### Your goal:
Reproduce the data exactly; no word may be added or dropped.
##### Listed records #####
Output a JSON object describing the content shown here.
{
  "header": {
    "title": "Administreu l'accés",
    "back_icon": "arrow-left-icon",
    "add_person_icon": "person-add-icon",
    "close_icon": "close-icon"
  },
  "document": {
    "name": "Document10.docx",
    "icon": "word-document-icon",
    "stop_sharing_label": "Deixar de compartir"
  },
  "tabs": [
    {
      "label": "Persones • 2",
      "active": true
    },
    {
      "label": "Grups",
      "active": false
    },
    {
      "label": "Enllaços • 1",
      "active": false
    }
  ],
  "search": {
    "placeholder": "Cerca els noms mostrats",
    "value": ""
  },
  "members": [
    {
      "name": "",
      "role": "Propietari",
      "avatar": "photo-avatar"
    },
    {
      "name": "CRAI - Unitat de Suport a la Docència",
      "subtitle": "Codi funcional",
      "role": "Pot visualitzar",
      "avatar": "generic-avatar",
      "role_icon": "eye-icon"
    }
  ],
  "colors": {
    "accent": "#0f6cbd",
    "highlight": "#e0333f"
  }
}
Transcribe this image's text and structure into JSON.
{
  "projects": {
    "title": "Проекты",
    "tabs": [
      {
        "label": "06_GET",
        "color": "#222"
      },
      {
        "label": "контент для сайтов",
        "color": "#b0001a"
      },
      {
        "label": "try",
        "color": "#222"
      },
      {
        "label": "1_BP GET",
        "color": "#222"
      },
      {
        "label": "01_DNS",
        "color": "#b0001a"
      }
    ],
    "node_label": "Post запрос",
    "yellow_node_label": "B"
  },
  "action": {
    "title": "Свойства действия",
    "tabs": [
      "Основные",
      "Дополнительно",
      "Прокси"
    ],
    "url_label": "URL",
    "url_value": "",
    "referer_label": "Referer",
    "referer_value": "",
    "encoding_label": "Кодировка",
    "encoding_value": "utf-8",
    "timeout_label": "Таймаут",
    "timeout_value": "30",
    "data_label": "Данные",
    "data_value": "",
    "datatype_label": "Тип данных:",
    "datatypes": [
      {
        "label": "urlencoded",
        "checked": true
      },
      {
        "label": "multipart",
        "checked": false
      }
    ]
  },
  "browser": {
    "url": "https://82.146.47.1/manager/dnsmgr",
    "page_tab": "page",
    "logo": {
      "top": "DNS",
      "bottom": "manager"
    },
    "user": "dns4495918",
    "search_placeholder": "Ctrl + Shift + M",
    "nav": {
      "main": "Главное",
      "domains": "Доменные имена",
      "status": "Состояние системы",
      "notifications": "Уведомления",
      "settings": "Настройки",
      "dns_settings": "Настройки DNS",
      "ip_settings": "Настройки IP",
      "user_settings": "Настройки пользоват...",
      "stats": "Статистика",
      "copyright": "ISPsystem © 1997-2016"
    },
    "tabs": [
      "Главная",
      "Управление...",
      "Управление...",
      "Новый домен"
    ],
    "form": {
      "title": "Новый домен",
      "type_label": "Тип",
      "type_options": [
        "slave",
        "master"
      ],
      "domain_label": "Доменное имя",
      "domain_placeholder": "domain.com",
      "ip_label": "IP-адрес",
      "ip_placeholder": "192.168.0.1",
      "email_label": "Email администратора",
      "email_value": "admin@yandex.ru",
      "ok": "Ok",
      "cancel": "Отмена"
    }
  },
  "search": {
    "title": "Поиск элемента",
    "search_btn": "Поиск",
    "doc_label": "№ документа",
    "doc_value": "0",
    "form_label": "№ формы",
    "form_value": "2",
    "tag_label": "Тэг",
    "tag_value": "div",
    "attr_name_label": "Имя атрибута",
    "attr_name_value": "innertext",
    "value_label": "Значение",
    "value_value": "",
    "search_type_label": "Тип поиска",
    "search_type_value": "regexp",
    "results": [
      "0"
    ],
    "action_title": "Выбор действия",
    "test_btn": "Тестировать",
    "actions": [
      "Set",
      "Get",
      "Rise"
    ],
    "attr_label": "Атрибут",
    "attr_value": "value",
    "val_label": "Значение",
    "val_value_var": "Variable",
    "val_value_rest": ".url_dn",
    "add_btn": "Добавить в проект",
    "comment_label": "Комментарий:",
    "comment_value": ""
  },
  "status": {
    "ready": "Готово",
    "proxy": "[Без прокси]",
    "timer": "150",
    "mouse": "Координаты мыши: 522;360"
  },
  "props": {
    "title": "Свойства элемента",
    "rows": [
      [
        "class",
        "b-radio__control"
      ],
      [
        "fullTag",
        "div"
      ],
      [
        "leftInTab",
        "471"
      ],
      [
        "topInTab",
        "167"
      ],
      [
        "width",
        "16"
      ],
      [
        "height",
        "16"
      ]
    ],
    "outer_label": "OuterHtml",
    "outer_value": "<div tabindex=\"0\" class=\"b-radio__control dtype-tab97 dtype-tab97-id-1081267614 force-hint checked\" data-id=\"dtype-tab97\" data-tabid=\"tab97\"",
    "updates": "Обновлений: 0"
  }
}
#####
### Response area:
Output a JSON object describing the content shown here.
{
  "header": {
    "title": "Administreu l'accés",
    "back_icon": "arrow-left-icon",
    "add_person_icon": "person-add-icon",
    "close_icon": "close-icon"
  },
  "document": {
    "name": "Document10.docx",
    "icon": "word-document-icon",
    "stop_sharing_label": "Deixar de compartir"
  },
  "tabs": [
    {
      "label": "Persones • 2",
      "active": true
    },
    {
      "label": "Grups",
      "active": false
    },
    {
      "label": "Enllaços • 1",
      "active": false
    }
  ],
  "search": {
    "placeholder": "Cerca els noms mostrats",
    "value": ""
  },
  "members": [
    {
      "name": "",
      "role": "Propietari",
      "avatar": "photo-avatar"
    },
    {
      "name": "CRAI - Unitat de Suport a la Docència",
      "subtitle": "Codi funcional",
      "role": "Pot visualitzar",
      "avatar": "generic-avatar",
      "role_icon": "eye-icon"
    }
  ],
  "colors": {
    "accent": "#0f6cbd",
    "highlight": "#e0333f"
  }
}
Transcribe this image's text and structure into JSON.
{
  "projects": {
    "title": "Проекты",
    "tabs": [
      {
        "label": "06_GET",
        "color": "#222"
      },
      {
        "label": "контент для сайтов",
        "color": "#b0001a"
      },
      {
        "label": "try",
        "color": "#222"
      },
      {
        "label": "1_BP GET",
        "color": "#222"
      },
      {
        "label": "01_DNS",
        "color": "#b0001a"
      }
    ],
    "node_label": "Post запрос",
    "yellow_node_label": "B"
  },
  "action": {
    "title": "Свойства действия",
    "tabs": [
      "Основные",
      "Дополнительно",
      "Прокси"
    ],
    "url_label": "URL",
    "url_value": "",
    "referer_label": "Referer",
    "referer_value": "",
    "encoding_label": "Кодировка",
    "encoding_value": "utf-8",
    "timeout_label": "Таймаут",
    "timeout_value": "30",
    "data_label": "Данные",
    "data_value": "",
    "datatype_label": "Тип данных:",
    "datatypes": [
      {
        "label": "urlencoded",
        "checked": true
      },
      {
        "label": "multipart",
        "checked": false
      }
    ]
  },
  "browser": {
    "url": "https://82.146.47.1/manager/dnsmgr",
    "page_tab": "page",
    "logo": {
      "top": "DNS",
      "bottom": "manager"
    },
    "user": "dns4495918",
    "search_placeholder": "Ctrl + Shift + M",
    "nav": {
      "main": "Главное",
      "domains": "Доменные имена",
      "status": "Состояние системы",
      "notifications": "Уведомления",
      "settings": "Настройки",
      "dns_settings": "Настройки DNS",
      "ip_settings": "Настройки IP",
      "user_settings": "Настройки пользоват...",
      "stats": "Статистика",
      "copyright": "ISPsystem © 1997-2016"
    },
    "tabs": [
      "Главная",
      "Управление...",
      "Управление...",
      "Новый домен"
    ],
    "form": {
      "title": "Новый домен",
      "type_label": "Тип",
      "type_options": [
        "slave",
        "master"
      ],
      "domain_label": "Доменное имя",
      "domain_placeholder": "domain.com",
      "ip_label": "IP-адрес",
      "ip_placeholder": "192.168.0.1",
      "email_label": "Email администратора",
      "email_value": "admin@yandex.ru",
      "ok": "Ok",
      "cancel": "Отмена"
    }
  },
  "search": {
    "title": "Поиск элемента",
    "search_btn": "Поиск",
    "doc_label": "№ документа",
    "doc_value": "0",
    "form_label": "№ формы",
    "form_value": "2",
    "tag_label": "Тэг",
    "tag_value": "div",
    "attr_name_label": "Имя атрибута",
    "attr_name_value": "innertext",
    "value_label": "Значение",
    "value_value": "",
    "search_type_label": "Тип поиска",
    "search_type_value": "regexp",
    "results": [
      "0"
    ],
    "action_title": "Выбор действия",
    "test_btn": "Тестировать",
    "actions": [
      "Set",
      "Get",
      "Rise"
    ],
    "attr_label": "Атрибут",
    "attr_value": "value",
    "val_label": "Значение",
    "val_value_var": "Variable",
    "val_value_rest": ".url_dn",
    "add_btn": "Добавить в проект",
    "comment_label": "Комментарий:",
    "comment_value": ""
  },
  "status": {
    "ready": "Готово",
    "proxy": "[Без прокси]",
    "timer": "150",
    "mouse": "Координаты мыши: 522;360"
  },
  "props": {
    "title": "Свойства элемента",
    "rows": [
      [
        "class",
        "b-radio__control"
      ],
      [
        "fullTag",
        "div"
      ],
      [
        "leftInTab",
        "471"
      ],
      [
        "topInTab",
        "167"
      ],
      [
        "width",
        "16"
      ],
      [
        "height",
        "16"
      ]
    ],
    "outer_label": "OuterHtml",
    "outer_value": "<div tabindex=\"0\" class=\"b-radio__control dtype-tab97 dtype-tab97-id-1081267614 force-hint checked\" data-id=\"dtype-tab97\" data-tabid=\"tab97\"",
    "updates": "Обновлений: 0"
  }
}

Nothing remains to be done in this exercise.